What is “Peer review”?
Dave Ardron is a member of the public who chairs a national research committee.
Here, he describes one of the ways in which members of the public can get involved in research: the "peer review" process.
“Peer review in the context of research is usually used when you’re talking about a funding application.
When a protocol’s been written, the protocol is submitted to a funding body and the funding body will find peers, i.e. people who’ve worked in similar fields to that research or people with an interest in a particular piece of research, to read the protocol and assess it and to ask the question, 'Is this a worthwhile piece of research that could be funded?'
Peers can be everything from lead clinicians on other research studies all the way through to patients and carers who would read the protocol and assess its importance.
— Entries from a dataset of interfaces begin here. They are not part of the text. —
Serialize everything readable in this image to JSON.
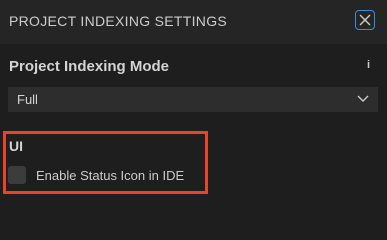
{
  "header": {
    "title": "PROJECT INDEXING SETTINGS",
    "close_icon": "close-icon"
  },
  "indexing_mode": {
    "label": "Project Indexing Mode",
    "info_icon_text": "i",
    "selected_value": "Full",
    "chevron_icon": "chevron-down-icon"
  },
  "ui_section": {
    "title": "UI",
    "checkbox_label": "Enable Status Icon in IDE",
    "checkbox_checked": false
  },
  "colors": {
    "background": "#1e1e1e",
    "header_bg": "#252526",
    "accent": "#3d8bd8",
    "highlight_border": "#e8432d"
  }
}
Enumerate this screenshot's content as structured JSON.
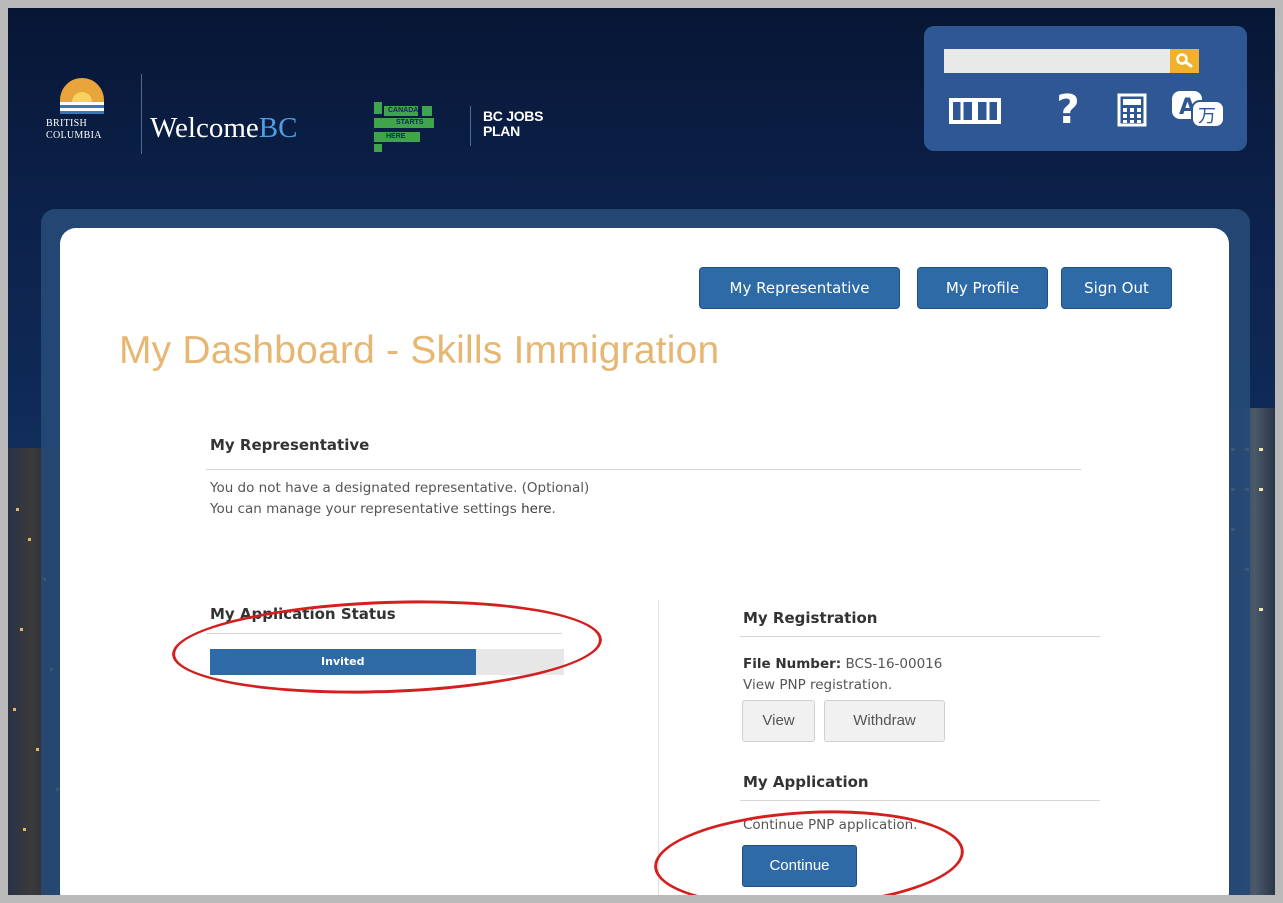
{
  "header": {
    "bc_logo_line1": "BRITISH",
    "bc_logo_line2": "COLUMBIA",
    "welcome_prefix": "Welcome",
    "welcome_suffix": "BC",
    "csh_line1": "CANADA",
    "csh_line2": "STARTS",
    "csh_line3": "HERE",
    "bcjobs_line1": "BC JOBS",
    "bcjobs_line2": "PLAN",
    "search_placeholder": "",
    "tool_icons": [
      "book-icon",
      "help-icon",
      "calculator-icon",
      "translate-icon"
    ]
  },
  "nav": {
    "representative": "My Representative",
    "profile": "My Profile",
    "signout": "Sign Out"
  },
  "page_title": "My Dashboard - Skills Immigration",
  "representative": {
    "heading": "My Representative",
    "line1": "You do not have a designated representative. (Optional)",
    "line2_prefix": "You can manage your representative settings ",
    "line2_link": "here",
    "line2_suffix": "."
  },
  "status": {
    "heading": "My Application Status",
    "progress_label": "Invited",
    "progress_fraction": 0.75
  },
  "registration": {
    "heading": "My Registration",
    "file_label": "File Number:",
    "file_value": " BCS-16-00016",
    "view_text": "View PNP registration.",
    "view_button": "View",
    "withdraw_button": "Withdraw"
  },
  "application": {
    "heading": "My Application",
    "text": "Continue PNP application.",
    "continue_button": "Continue"
  },
  "colors": {
    "accent": "#2e6ba6",
    "title": "#e7b672",
    "annotation": "#d41f1f"
  }
}
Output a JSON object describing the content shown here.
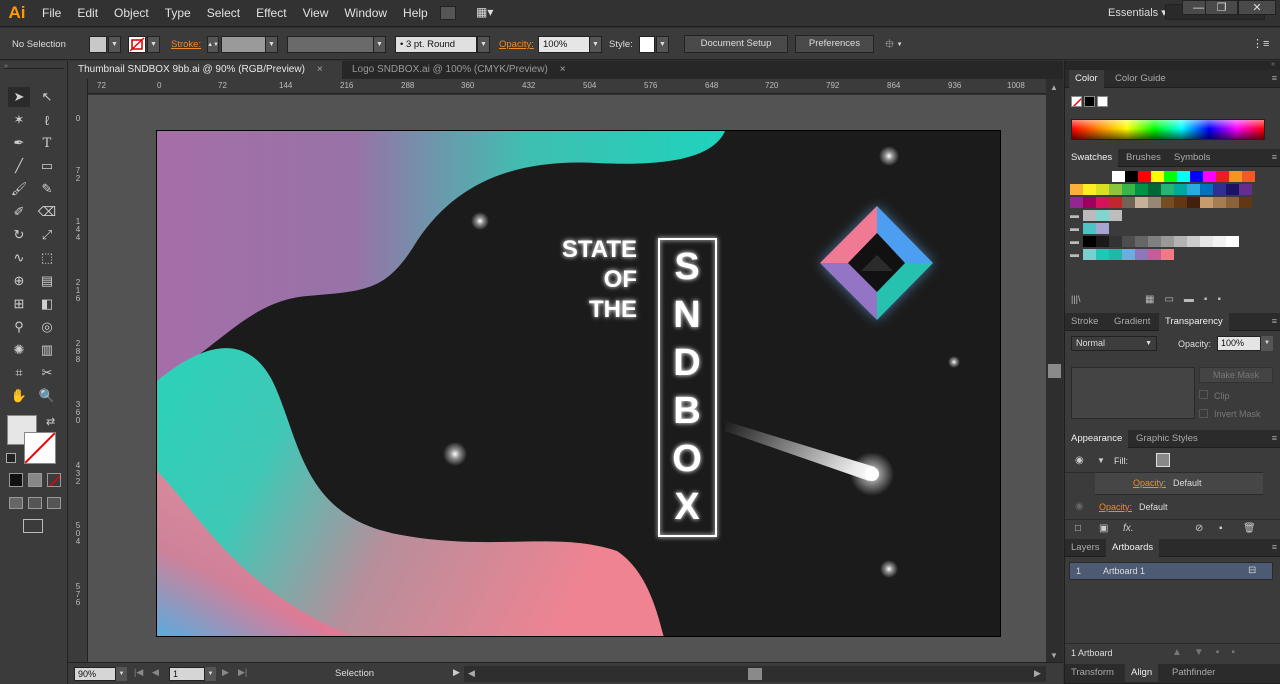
{
  "app": {
    "logo": "Ai",
    "workspace": "Essentials"
  },
  "menus": [
    "File",
    "Edit",
    "Object",
    "Type",
    "Select",
    "Effect",
    "View",
    "Window",
    "Help"
  ],
  "control_bar": {
    "selection": "No Selection",
    "stroke_label": "Stroke:",
    "brush": "3 pt. Round",
    "opacity_label": "Opacity:",
    "opacity_value": "100%",
    "style_label": "Style:",
    "doc_setup": "Document Setup",
    "preferences": "Preferences"
  },
  "tabs": [
    {
      "label": "Thumbnail SNDBOX 9bb.ai @ 90% (RGB/Preview)",
      "close": "×"
    },
    {
      "label": "Logo SNDBOX.ai @ 100% (CMYK/Preview)",
      "close": "×"
    }
  ],
  "ruler_top": [
    "72",
    "0",
    "72",
    "144",
    "216",
    "288",
    "360",
    "432",
    "504",
    "576",
    "648",
    "720",
    "792",
    "864",
    "936",
    "1008"
  ],
  "ruler_left": [
    "0",
    "7\n2",
    "1\n4\n4",
    "2\n1\n6",
    "2\n8\n8",
    "3\n6\n0",
    "4\n3\n2",
    "5\n0\n4",
    "5\n7\n6"
  ],
  "artwork": {
    "headline": [
      "STATE",
      "OF",
      "THE"
    ],
    "vertical_word": [
      "S",
      "N",
      "D",
      "B",
      "O",
      "X"
    ]
  },
  "status": {
    "zoom": "90%",
    "page": "1",
    "mode": "Selection"
  },
  "panels": {
    "color_tabs": [
      "Color",
      "Color Guide"
    ],
    "swatch_tabs": [
      "Swatches",
      "Brushes",
      "Symbols"
    ],
    "transparency_tabs": [
      "Stroke",
      "Gradient",
      "Transparency"
    ],
    "blend_mode": "Normal",
    "opacity_label": "Opacity:",
    "opacity_value": "100%",
    "make_mask": "Make Mask",
    "clip": "Clip",
    "invert_mask": "Invert Mask",
    "appearance_tabs": [
      "Appearance",
      "Graphic Styles"
    ],
    "fill_label": "Fill:",
    "opacity_row_label": "Opacity:",
    "opacity_row_value": "Default",
    "layer_tabs": [
      "Layers",
      "Artboards"
    ],
    "artboard_index": "1",
    "artboard_name": "Artboard 1",
    "artboard_count": "1 Artboard",
    "bottom_tabs": [
      "Transform",
      "Align",
      "Pathfinder"
    ]
  },
  "swatch_colors": {
    "row1": [
      "#ffffff",
      "#000000",
      "#ff0000",
      "#ffff00",
      "#00ff00",
      "#00ffff",
      "#0000ff",
      "#ff00ff",
      "#ed1c24",
      "#f7941d",
      "#f15a24"
    ],
    "row2": [
      "#fbb03b",
      "#fcee21",
      "#d9e021",
      "#8cc63f",
      "#39b54a",
      "#009245",
      "#006837",
      "#22b573",
      "#00a99d",
      "#29abe2",
      "#0071bc",
      "#2e3192",
      "#1b1464",
      "#662d91"
    ],
    "row3": [
      "#93278f",
      "#9e005d",
      "#d4145a",
      "#c1272d",
      "#736357",
      "#c7b299",
      "#998675",
      "#754c24",
      "#603813",
      "#42210b",
      "#c69c6d",
      "#a67c52",
      "#8c6239",
      "#603813"
    ],
    "row6": [
      "#000000",
      "#1a1a1a",
      "#333333",
      "#4d4d4d",
      "#666666",
      "#808080",
      "#999999",
      "#b3b3b3",
      "#cccccc",
      "#e6e6e6",
      "#f2f2f2",
      "#ffffff"
    ],
    "row7": [
      "#7ad0cf",
      "#1fc8b4",
      "#23b7a8",
      "#69aee2",
      "#8e77b6",
      "#c45d98",
      "#f07b87"
    ]
  }
}
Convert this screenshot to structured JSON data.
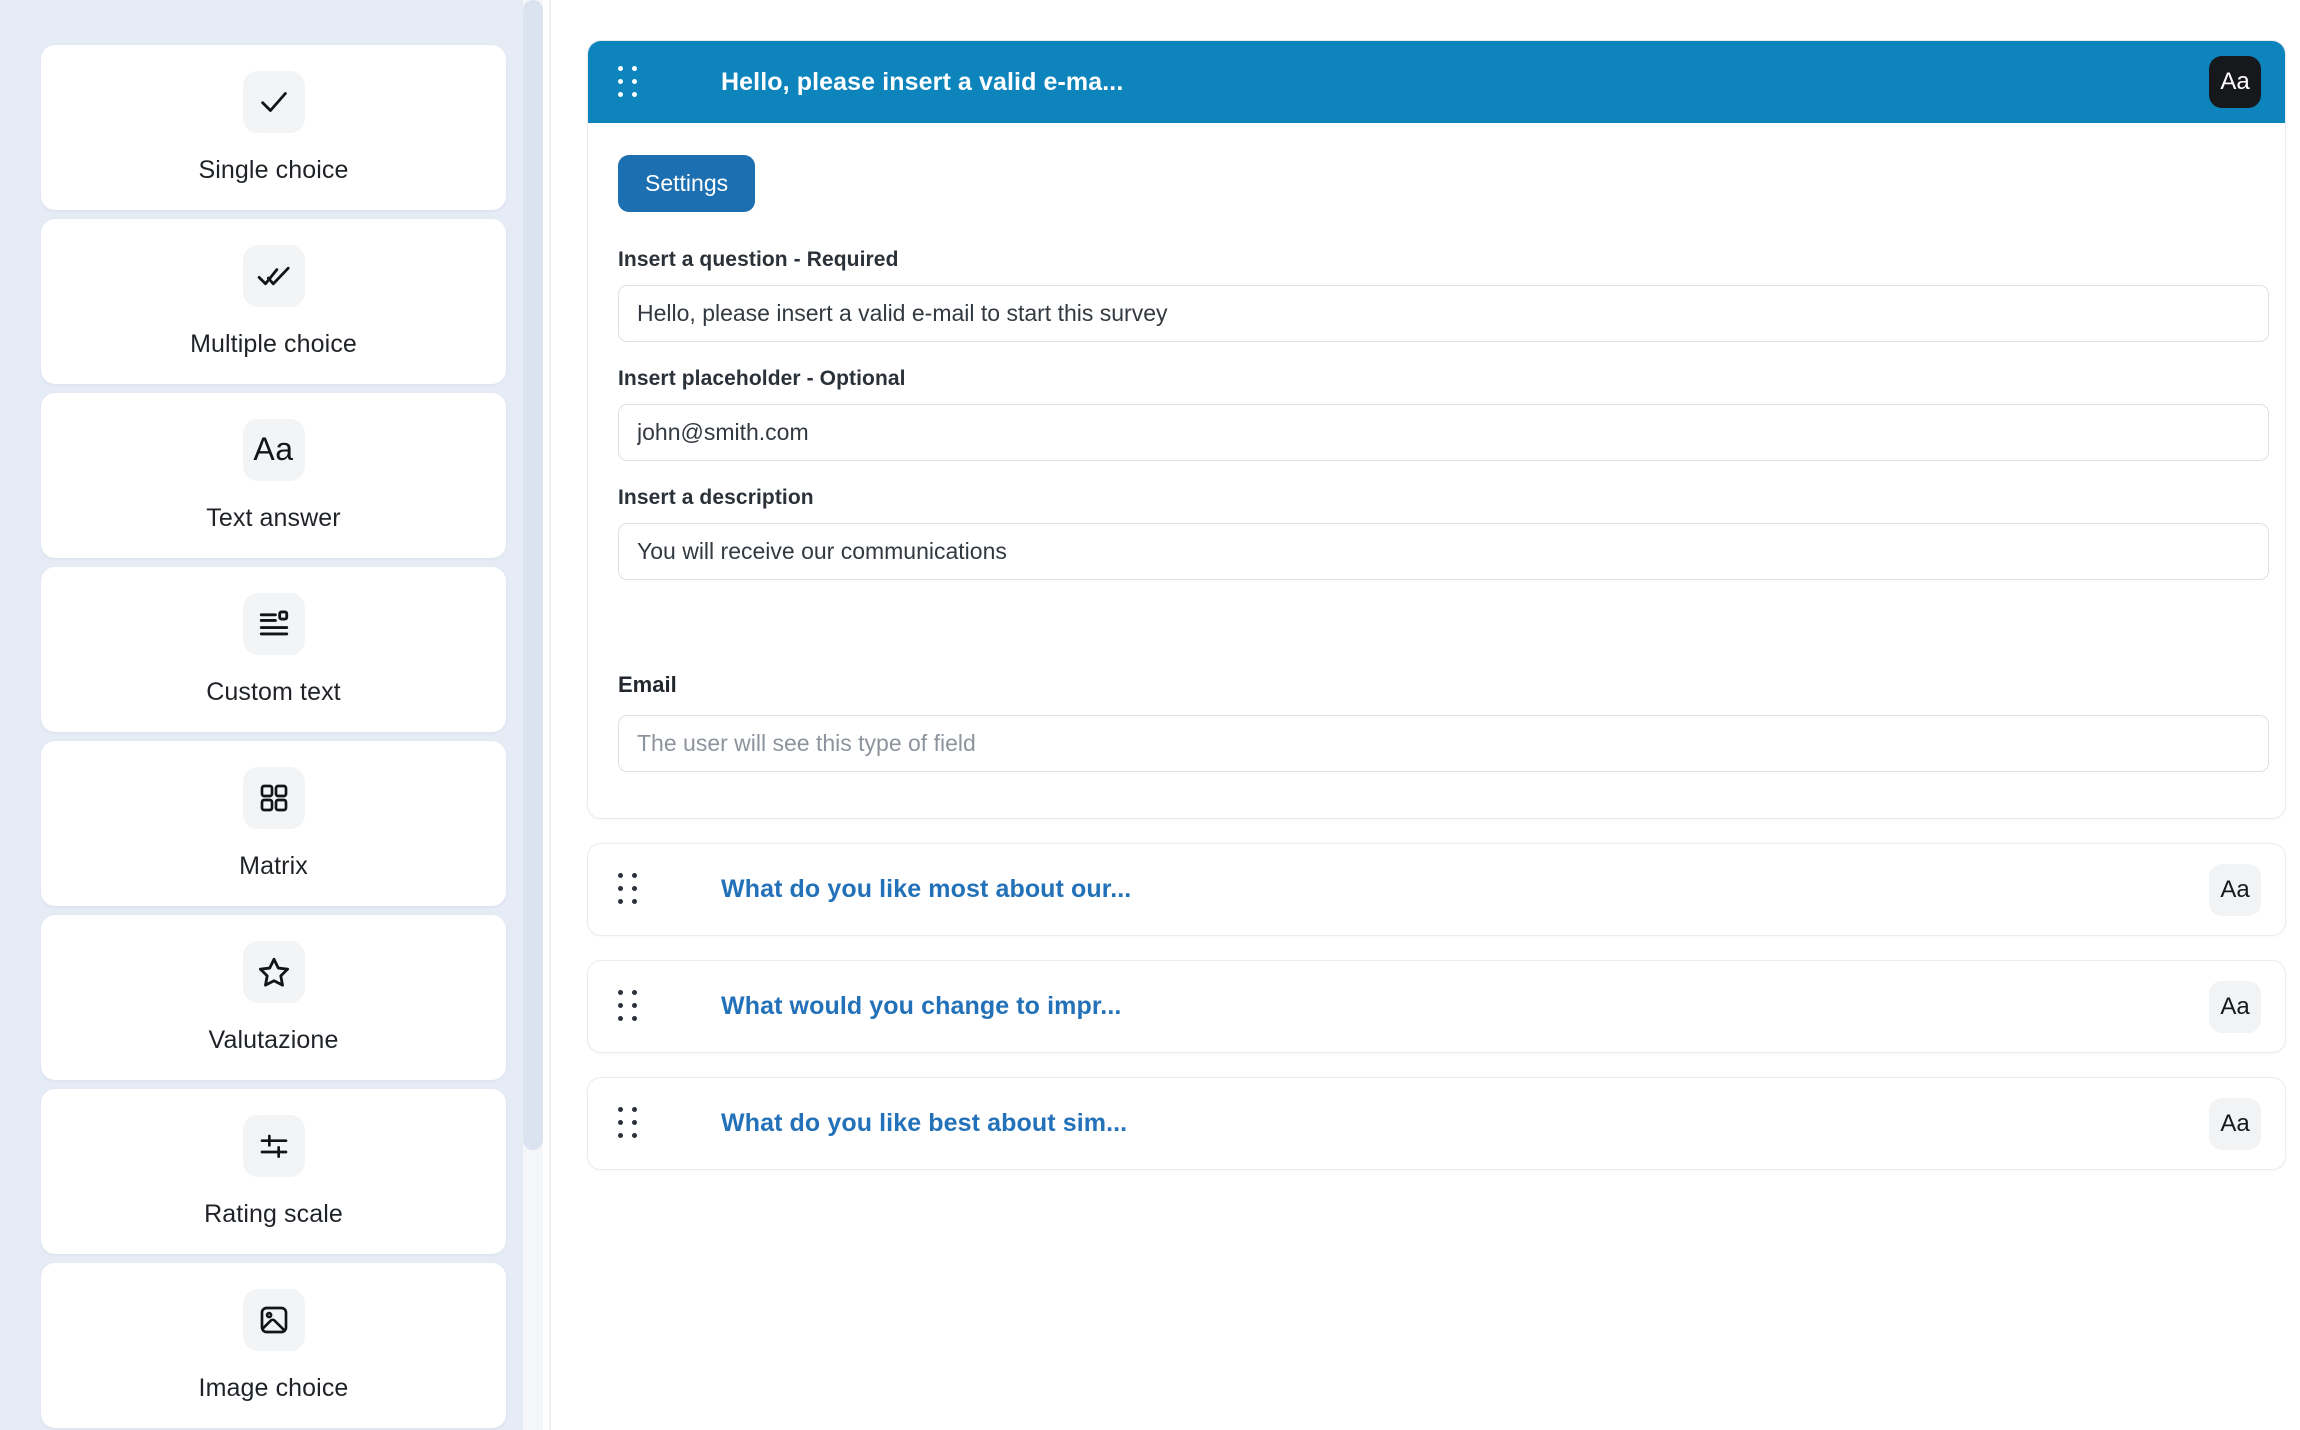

There are lots of patients and carers who are involved in peer reviews for funding bodies who would typically read protocols and decide is this a) involving patients and carers in the research and b) is it asking a question and addressing it in a way that is important to patient groups.”
Page last edited: 25 November 2011